Question: My mom passed away. I am still living in her house and now Medicaid has placed a lien on her house. I’m worried about whether our family could lose the house.
Answer: Many Marylanders wish to age in place, maintaining their independence while remaining in the comfort and familiarity of their home. Oftentimes, adult children may move into the home with their parents and step into the role of caregiver for as long as possible. If further assistance is needed, the parent may apply for Medicaid benefits and move into a nursing facility, leaving the child as the home’s only resident. Unfortunately, this may significantly interfere with the family’s plan for the passing the home down to the next generation. When that parent dies, Maryland law requires that Medicaid attempt to recover the cost of providing care— a process known as estate recovery.
Medicaid, under Federal and Maryland Law, is permitted to file a claim against the estate of a deceased Medicaid recipient for medical services it provided to the recipient. Additionally, Medicaid is allowed to place a lien on the homes of benefit recipients when it is determined that the parent will not be able to return home from a nursing home facility. This creates a major barrier for many Marylanders, as the home can be the only asset of value and the family is forced to sell the home.
The family home, instead of going to the caregiver children, is instead sold to satisfy Medicaid’s claim. Instead of being a tool for building and maintaining intergenerational wealth, the home is forever lost to the family.
When Medicaid Cannot File a Recovery Claim: There are some situations in which Medicaid cannot file a recovery claim. Medicaid cannot file a claim if there is a surviving spouse, an unmarried child younger than 21, or a child who is blind or disabled living in the home.
If none of these three exemptions apply, recovery may be waived due to a substantial hardship. Hardship can be established if there is a dependent whom lived in the property at the time of the Medicaid recipient’s death and lived there continuously for a period of two years before the Medicaid recipient’s death and cannot find another place to live.
To establish that the dependent lived in the property prior to the recipient’s death and during, the recipient will need to send proof, such as old mail, to the Maryland Department of Health.
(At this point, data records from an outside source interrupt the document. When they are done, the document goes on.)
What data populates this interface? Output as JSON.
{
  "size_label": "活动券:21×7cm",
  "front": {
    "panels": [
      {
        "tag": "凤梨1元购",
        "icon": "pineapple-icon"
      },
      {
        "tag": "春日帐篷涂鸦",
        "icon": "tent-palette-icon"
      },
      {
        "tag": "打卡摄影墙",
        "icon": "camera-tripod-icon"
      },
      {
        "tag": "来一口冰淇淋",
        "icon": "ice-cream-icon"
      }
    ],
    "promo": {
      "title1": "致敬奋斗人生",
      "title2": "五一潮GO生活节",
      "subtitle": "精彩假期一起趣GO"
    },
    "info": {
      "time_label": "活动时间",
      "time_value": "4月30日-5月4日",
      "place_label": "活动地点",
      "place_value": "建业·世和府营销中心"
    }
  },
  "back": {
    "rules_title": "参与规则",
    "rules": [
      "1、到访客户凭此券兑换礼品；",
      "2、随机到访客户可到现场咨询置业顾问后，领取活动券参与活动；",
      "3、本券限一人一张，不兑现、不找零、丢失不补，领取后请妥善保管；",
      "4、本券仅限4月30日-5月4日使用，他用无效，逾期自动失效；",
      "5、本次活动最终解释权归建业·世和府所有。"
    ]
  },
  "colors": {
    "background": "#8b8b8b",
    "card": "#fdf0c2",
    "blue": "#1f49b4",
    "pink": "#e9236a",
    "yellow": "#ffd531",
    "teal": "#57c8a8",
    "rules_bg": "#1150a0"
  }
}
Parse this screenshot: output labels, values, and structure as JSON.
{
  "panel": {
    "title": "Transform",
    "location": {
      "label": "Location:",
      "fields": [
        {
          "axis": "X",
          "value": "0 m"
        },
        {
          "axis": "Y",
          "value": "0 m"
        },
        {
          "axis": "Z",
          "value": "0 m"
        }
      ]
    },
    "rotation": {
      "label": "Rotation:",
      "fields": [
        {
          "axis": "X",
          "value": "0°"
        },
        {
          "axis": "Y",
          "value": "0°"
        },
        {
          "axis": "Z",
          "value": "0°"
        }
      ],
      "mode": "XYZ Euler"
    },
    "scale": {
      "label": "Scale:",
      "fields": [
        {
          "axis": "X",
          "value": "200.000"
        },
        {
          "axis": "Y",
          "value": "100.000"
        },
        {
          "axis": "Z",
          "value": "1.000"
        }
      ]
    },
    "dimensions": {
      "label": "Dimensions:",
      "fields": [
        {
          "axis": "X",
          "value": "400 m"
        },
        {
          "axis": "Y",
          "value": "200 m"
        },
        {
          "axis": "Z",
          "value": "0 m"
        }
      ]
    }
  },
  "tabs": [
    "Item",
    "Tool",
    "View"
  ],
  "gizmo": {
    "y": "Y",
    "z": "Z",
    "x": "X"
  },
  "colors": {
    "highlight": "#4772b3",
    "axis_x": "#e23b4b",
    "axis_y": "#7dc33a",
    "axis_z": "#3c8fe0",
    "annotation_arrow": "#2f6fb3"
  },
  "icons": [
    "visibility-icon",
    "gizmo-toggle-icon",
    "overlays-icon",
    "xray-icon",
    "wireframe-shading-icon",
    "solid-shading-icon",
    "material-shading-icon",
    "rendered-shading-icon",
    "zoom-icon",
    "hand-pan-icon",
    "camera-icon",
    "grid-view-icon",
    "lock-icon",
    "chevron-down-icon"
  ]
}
The Maryland Department of Health will also consider the dependent’s household income to determine if the dependent can find another place to live.
For example, if a caregiver child moved in to take care of their mother and three years later, the mother went into a nursing home, the child could seek a hardship exemption if they have nowhere else to live. Sometimes, when all those conditions are not met, Medicaid will allow the dependent to continue to live in the property but may place a non-interest-bearing mortgage on the property. Medicaid, based on the dependent’s ability to pay, determines monthly payments.
Life Estate Deeds: An additional way to safely pass the property to the next generation is through a life estate deed without powers. A life estate deed without powers allows the parent to retain ownership of their home throughout their lifetime and upon their death, the property would automatically pass to a named beneficiary. Specifically with a life estate deed, if five years pass from the date of the creation of the life estate deed without applying for Medicaid benefits, the home would be exempt from Medicaid recovery and could safely pass to the recipient’s heirs.
If you are facing Medicaid estate recovery or want to draft a life estate deed to safely pass your home on to your loved ones, you can contact Maryland Volunteer Lawyers Service for free help at 410-547-6537, Monday through Thursday from 9 a.m. to noon.
Visit www.mvlslaw.org to learn more.
Timothy Chance, Esq. is the Tangled Title Staff Attorney at Maryland Volunteer Lawyers Service. His practice focuses on estate planning, estate administration and housing issues for Marylanders of limited means. Do you have a question you would like to see addressed in this monthly column? Email [email protected] to submit your question to the Baltimore Times’ legal tip column.